Molecules are composed of atoms and electrons; their arrangement determines the energy states and spectroscopy, i.e. the response of a molecule to incident colours of light. A specific molecule has a corresponding specific response, which underlies the essence of optical spectroscopy. Yet in the real world, in a liquid or solid host, molecules do change their conformation depending on the local “nano”-environment. As a result, even for chemically identical molecules, each molecule has a shifted absorption spectrum, and in a typical single molecule experiments an unknown fraction is easily missed. Capturing all molecules is challenging as they fluctuate, blink and bleach: one needs to keep track of all colours at the same time.

To this end we have developed a novel approach based on interferometric white light excitation combined with confocal fluorescence detection, revealing the specific colour of each molecule individually and bringing single molecule excitation spectroscopy side-by-side to single molecule emission spectroscopy. The interferometric approach, exploiting broad-band femtosecond pulses and rapid delay line scanning, is resilient against blinking and bleaching as the entire excitation spectrum is probed at once. Unprecedented spectral heterogeneities of single molecules, with individual excitation spectra shifted in wavelength by more than 100 nm are revealed. Conventional narrow-band excitation techniques would be incapable to capture the whole extent of the spectral distribution and would meagerly miss out on molecules detected by the broad-band scheme.

The new femtosecond single molecule excitation spectroscopy addresses the ultrafast dynamics in the electronic excited state, giving access to the interaction between individual molecules and their environment as well as biomolecules in more complex systems. Equally, the technique will prove useful to follow slow-occurring chemical reactions in time through changes in the molecular excitation spectrum both in solution and on the single-molecule level.

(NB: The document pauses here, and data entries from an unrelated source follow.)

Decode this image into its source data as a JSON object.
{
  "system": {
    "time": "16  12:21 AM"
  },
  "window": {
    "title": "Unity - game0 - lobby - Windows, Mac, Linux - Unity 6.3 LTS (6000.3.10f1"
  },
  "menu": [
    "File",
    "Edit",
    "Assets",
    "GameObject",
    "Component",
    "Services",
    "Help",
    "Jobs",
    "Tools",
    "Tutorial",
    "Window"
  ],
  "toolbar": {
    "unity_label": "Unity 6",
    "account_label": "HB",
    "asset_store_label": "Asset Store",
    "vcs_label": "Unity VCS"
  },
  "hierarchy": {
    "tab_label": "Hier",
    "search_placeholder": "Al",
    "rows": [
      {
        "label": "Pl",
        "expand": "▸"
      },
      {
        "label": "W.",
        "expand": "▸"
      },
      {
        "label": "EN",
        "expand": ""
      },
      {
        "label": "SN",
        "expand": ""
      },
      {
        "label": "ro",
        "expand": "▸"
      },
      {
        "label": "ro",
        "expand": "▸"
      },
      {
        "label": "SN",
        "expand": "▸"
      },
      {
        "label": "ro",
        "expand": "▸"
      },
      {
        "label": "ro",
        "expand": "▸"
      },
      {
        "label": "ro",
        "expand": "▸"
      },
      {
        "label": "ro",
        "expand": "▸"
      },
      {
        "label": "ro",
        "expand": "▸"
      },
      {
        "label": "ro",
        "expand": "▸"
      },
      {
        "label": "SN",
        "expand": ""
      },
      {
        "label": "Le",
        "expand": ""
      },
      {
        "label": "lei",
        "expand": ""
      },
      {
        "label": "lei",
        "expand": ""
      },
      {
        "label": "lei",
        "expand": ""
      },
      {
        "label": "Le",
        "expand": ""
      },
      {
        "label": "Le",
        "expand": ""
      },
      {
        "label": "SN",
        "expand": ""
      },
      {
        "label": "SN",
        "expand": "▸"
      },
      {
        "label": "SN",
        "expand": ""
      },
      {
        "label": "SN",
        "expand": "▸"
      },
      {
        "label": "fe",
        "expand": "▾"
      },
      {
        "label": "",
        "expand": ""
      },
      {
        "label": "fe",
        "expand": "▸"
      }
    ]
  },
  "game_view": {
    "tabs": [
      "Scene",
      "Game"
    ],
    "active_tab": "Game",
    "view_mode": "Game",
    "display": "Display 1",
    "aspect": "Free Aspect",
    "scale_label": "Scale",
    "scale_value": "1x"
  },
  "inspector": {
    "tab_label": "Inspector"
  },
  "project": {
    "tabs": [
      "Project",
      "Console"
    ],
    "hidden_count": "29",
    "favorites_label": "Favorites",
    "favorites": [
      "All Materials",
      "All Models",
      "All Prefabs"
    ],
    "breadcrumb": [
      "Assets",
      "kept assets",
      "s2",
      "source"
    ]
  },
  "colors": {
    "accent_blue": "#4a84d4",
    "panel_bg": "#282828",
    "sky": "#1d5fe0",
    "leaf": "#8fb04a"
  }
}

Piatkowski L, Gellings E & van Hulst N F 2016, ‘Broadband Single Molecule Excitation Spectroscopy’, Nature Communications, 7:10411.